The Cabinet will soon make a decision on an industry ministry proposal to put more curbs on foreign direct investment (FDI) in the tobacco sector, aimed at further discouraging tobacco consumption to honour the country’s commitment to the World Health Organization (WHO).
An early decision by the Cabinet on the department of industrial policy and promotion’s (DIPP) proposal to ban FDI in technological collaboration in the tobacco sector in any form — including licensing for franchise, trademark, brand name and management contract — is crucial to curbing speculations about the likely changes to the FDI rules governing the sector. This is because while the DIPP proposal has got support from the ministries of commerce, finance and health, it has faced resistance from NITI Aayog.

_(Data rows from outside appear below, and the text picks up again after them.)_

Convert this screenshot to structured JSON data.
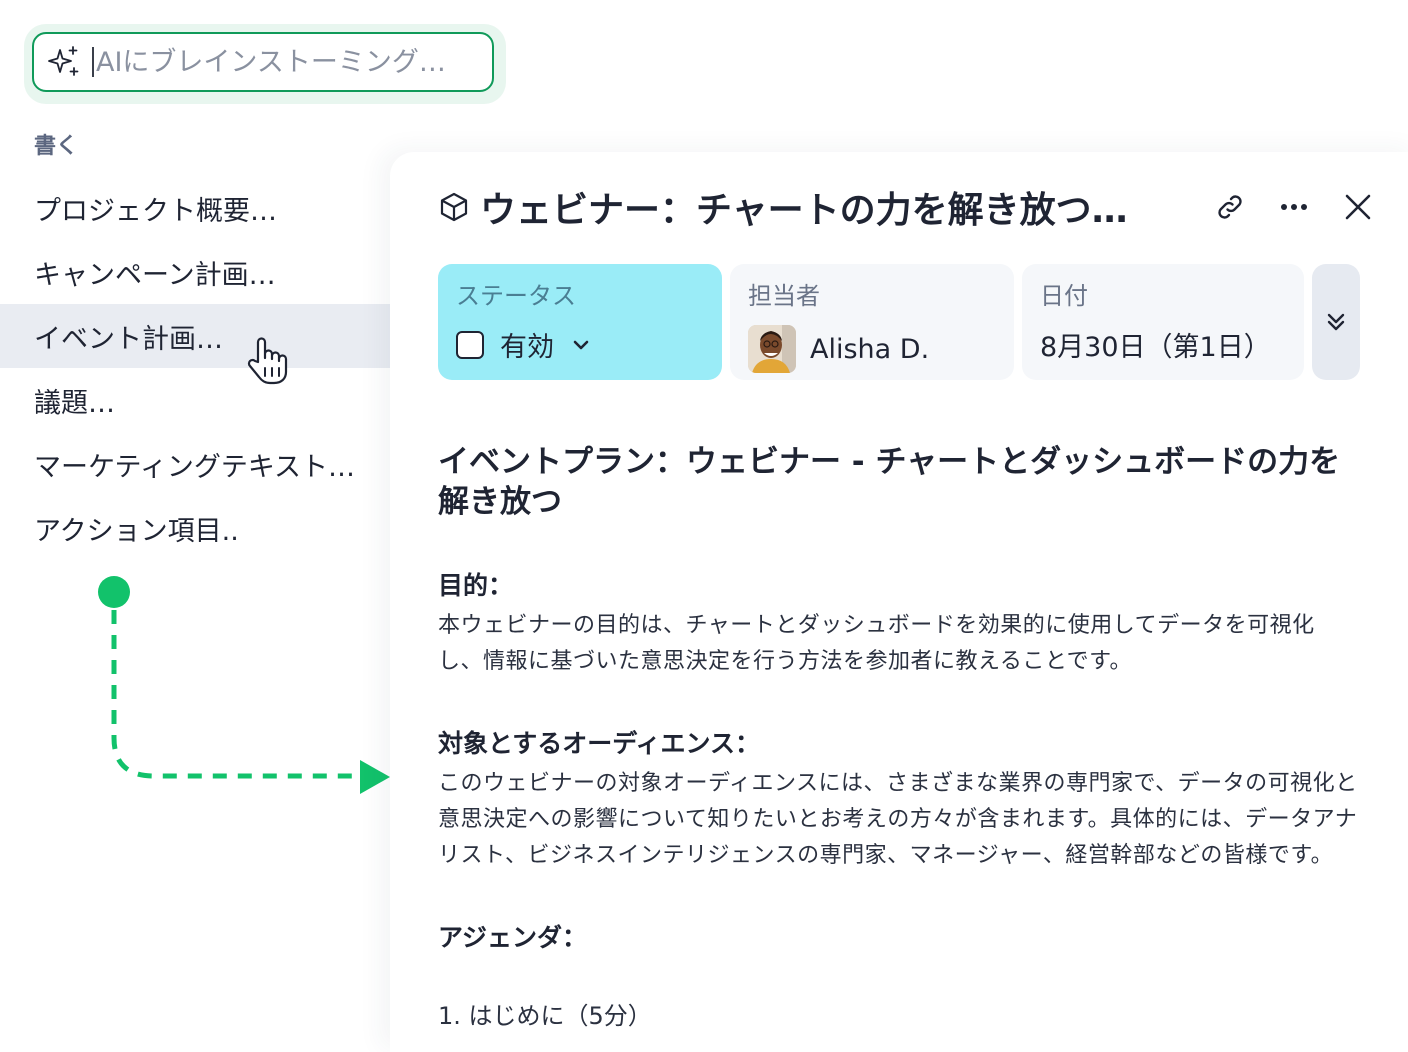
{
  "ai_search": {
    "placeholder": "AIにブレインストーミング…",
    "value": ""
  },
  "menu": {
    "heading": "書く",
    "items": [
      {
        "label": "プロジェクト概要…"
      },
      {
        "label": "キャンペーン計画…"
      },
      {
        "label": "イベント計画…"
      },
      {
        "label": "議題…"
      },
      {
        "label": "マーケティングテキスト…"
      },
      {
        "label": "アクション項目.."
      }
    ]
  },
  "colors": {
    "accent_green": "#12c26b",
    "status_bg": "#9aecf7"
  },
  "panel": {
    "title": "ウェビナー：チャートの力を解き放つ…",
    "fields": {
      "status": {
        "label": "ステータス",
        "value": "有効",
        "checked": false
      },
      "assignee": {
        "label": "担当者",
        "value": "Alisha D."
      },
      "date": {
        "label": "日付",
        "value": "8月30日（第1日）"
      }
    },
    "doc": {
      "title": "イベントプラン：ウェビナー - チャートとダッシュボードの力を解き放つ",
      "sections": [
        {
          "heading": "目的：",
          "body": "本ウェビナーの目的は、チャートとダッシュボードを効果的に使用してデータを可視化し、情報に基づいた意思決定を行う方法を参加者に教えることです。"
        },
        {
          "heading": "対象とするオーディエンス：",
          "body": "このウェビナーの対象オーディエンスには、さまざまな業界の専門家で、データの可視化と意思決定への影響について知りたいとお考えの方々が含まれます。具体的には、データアナリスト、ビジネスインテリジェンスの専門家、マネージャー、経営幹部などの皆様です。"
        },
        {
          "heading": "アジェンダ："
        }
      ],
      "agenda_first": "1. はじめに（5分）"
    }
  }
}
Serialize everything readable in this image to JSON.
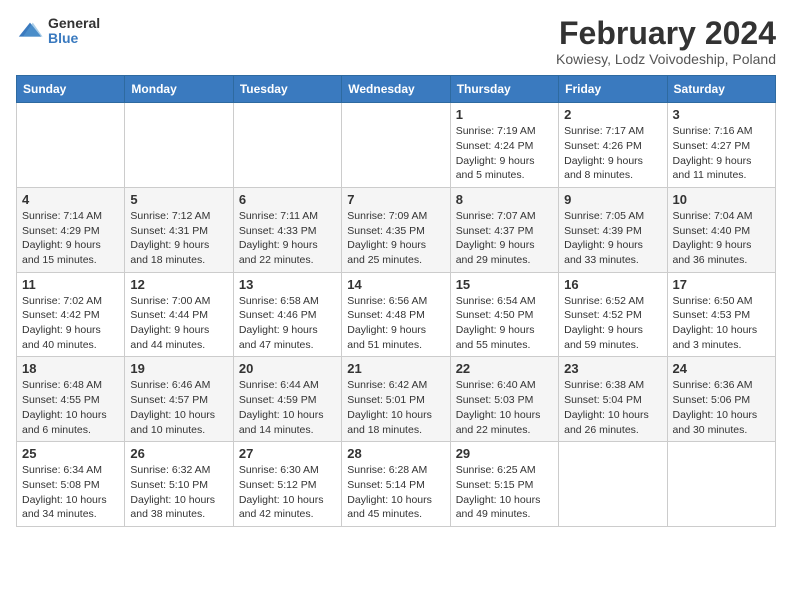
{
  "logo": {
    "line1": "General",
    "line2": "Blue"
  },
  "title": "February 2024",
  "location": "Kowiesy, Lodz Voivodeship, Poland",
  "days_of_week": [
    "Sunday",
    "Monday",
    "Tuesday",
    "Wednesday",
    "Thursday",
    "Friday",
    "Saturday"
  ],
  "weeks": [
    [
      {
        "day": "",
        "info": ""
      },
      {
        "day": "",
        "info": ""
      },
      {
        "day": "",
        "info": ""
      },
      {
        "day": "",
        "info": ""
      },
      {
        "day": "1",
        "info": "Sunrise: 7:19 AM\nSunset: 4:24 PM\nDaylight: 9 hours and 5 minutes."
      },
      {
        "day": "2",
        "info": "Sunrise: 7:17 AM\nSunset: 4:26 PM\nDaylight: 9 hours and 8 minutes."
      },
      {
        "day": "3",
        "info": "Sunrise: 7:16 AM\nSunset: 4:27 PM\nDaylight: 9 hours and 11 minutes."
      }
    ],
    [
      {
        "day": "4",
        "info": "Sunrise: 7:14 AM\nSunset: 4:29 PM\nDaylight: 9 hours and 15 minutes."
      },
      {
        "day": "5",
        "info": "Sunrise: 7:12 AM\nSunset: 4:31 PM\nDaylight: 9 hours and 18 minutes."
      },
      {
        "day": "6",
        "info": "Sunrise: 7:11 AM\nSunset: 4:33 PM\nDaylight: 9 hours and 22 minutes."
      },
      {
        "day": "7",
        "info": "Sunrise: 7:09 AM\nSunset: 4:35 PM\nDaylight: 9 hours and 25 minutes."
      },
      {
        "day": "8",
        "info": "Sunrise: 7:07 AM\nSunset: 4:37 PM\nDaylight: 9 hours and 29 minutes."
      },
      {
        "day": "9",
        "info": "Sunrise: 7:05 AM\nSunset: 4:39 PM\nDaylight: 9 hours and 33 minutes."
      },
      {
        "day": "10",
        "info": "Sunrise: 7:04 AM\nSunset: 4:40 PM\nDaylight: 9 hours and 36 minutes."
      }
    ],
    [
      {
        "day": "11",
        "info": "Sunrise: 7:02 AM\nSunset: 4:42 PM\nDaylight: 9 hours and 40 minutes."
      },
      {
        "day": "12",
        "info": "Sunrise: 7:00 AM\nSunset: 4:44 PM\nDaylight: 9 hours and 44 minutes."
      },
      {
        "day": "13",
        "info": "Sunrise: 6:58 AM\nSunset: 4:46 PM\nDaylight: 9 hours and 47 minutes."
      },
      {
        "day": "14",
        "info": "Sunrise: 6:56 AM\nSunset: 4:48 PM\nDaylight: 9 hours and 51 minutes."
      },
      {
        "day": "15",
        "info": "Sunrise: 6:54 AM\nSunset: 4:50 PM\nDaylight: 9 hours and 55 minutes."
      },
      {
        "day": "16",
        "info": "Sunrise: 6:52 AM\nSunset: 4:52 PM\nDaylight: 9 hours and 59 minutes."
      },
      {
        "day": "17",
        "info": "Sunrise: 6:50 AM\nSunset: 4:53 PM\nDaylight: 10 hours and 3 minutes."
      }
    ],
    [
      {
        "day": "18",
        "info": "Sunrise: 6:48 AM\nSunset: 4:55 PM\nDaylight: 10 hours and 6 minutes."
      },
      {
        "day": "19",
        "info": "Sunrise: 6:46 AM\nSunset: 4:57 PM\nDaylight: 10 hours and 10 minutes."
      },
      {
        "day": "20",
        "info": "Sunrise: 6:44 AM\nSunset: 4:59 PM\nDaylight: 10 hours and 14 minutes."
      },
      {
        "day": "21",
        "info": "Sunrise: 6:42 AM\nSunset: 5:01 PM\nDaylight: 10 hours and 18 minutes."
      },
      {
        "day": "22",
        "info": "Sunrise: 6:40 AM\nSunset: 5:03 PM\nDaylight: 10 hours and 22 minutes."
      },
      {
        "day": "23",
        "info": "Sunrise: 6:38 AM\nSunset: 5:04 PM\nDaylight: 10 hours and 26 minutes."
      },
      {
        "day": "24",
        "info": "Sunrise: 6:36 AM\nSunset: 5:06 PM\nDaylight: 10 hours and 30 minutes."
      }
    ],
    [
      {
        "day": "25",
        "info": "Sunrise: 6:34 AM\nSunset: 5:08 PM\nDaylight: 10 hours and 34 minutes."
      },
      {
        "day": "26",
        "info": "Sunrise: 6:32 AM\nSunset: 5:10 PM\nDaylight: 10 hours and 38 minutes."
      },
      {
        "day": "27",
        "info": "Sunrise: 6:30 AM\nSunset: 5:12 PM\nDaylight: 10 hours and 42 minutes."
      },
      {
        "day": "28",
        "info": "Sunrise: 6:28 AM\nSunset: 5:14 PM\nDaylight: 10 hours and 45 minutes."
      },
      {
        "day": "29",
        "info": "Sunrise: 6:25 AM\nSunset: 5:15 PM\nDaylight: 10 hours and 49 minutes."
      },
      {
        "day": "",
        "info": ""
      },
      {
        "day": "",
        "info": ""
      }
    ]
  ]
}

Since FDI is already banned in the manufacturing of cigars, cigarettes of tobacco and tobacco substitutes, any more curbs will almost choke such investments into the sector. “Consultations between the DIPP and NITI Aayog have been held on this issue,” said a senior government official. “The initial comments of various ministries have been taken into consideration.” Since key ministries support this move, there is a greater chance of its approval by the Cabinet.
Cigarette manufacturers, especially Godfrey Phillips India, have expressed their concerns against the DIPP proposal. Godfrey Phillips India manufactures and markets Marlboro cigarettes in the country under a licence agreement with US’ Philip Morris. While its existing tie-up may be allowed to continue, such a move will dent the possibility of the much-speculated acquisition of stakes in Godfrey Phillips India by Japan Tobacco.
The commerce ministry has said it supports the proposal so long as it doesn’t restrict FDI in tobacco procurement. The DIPP proposal doesn’t suggest a ban FDI in tobacco procurement.
The commerce ministry’s opinion is based on the premise that any restriction on foreign companies from participating in tobacco auctions in India will hurt farmers’ earnings. A compensation package to lure away farmers from tobacco plantation, so that supplies are choked and consumption trimmed, has often been suggested, but never implemented. At present, global companies are allowed to directly participate in tobacco auctions and they can also set up liaison offices in the country for this purpose.
Earlier, sources had said NITI Aayog had felt such a move could send a wrong signal to the foreign investor community, especially when India had relaxed rules substantially to become the world’s “most liberalised country for FDI”.
However, activists have hailed the DIPP proposal, saying the move — albeit belated — is another crucial step to put a leash on tobacco consumption, as India is a signatory to the WHO’s Framework Convention on Tobacco Control. To discourage smoking, the government already stipulated in April that 85% of a cigarette pack’s surface be covered in health warnings, up from 20% — a decision which was later upheld by the Supreme Court.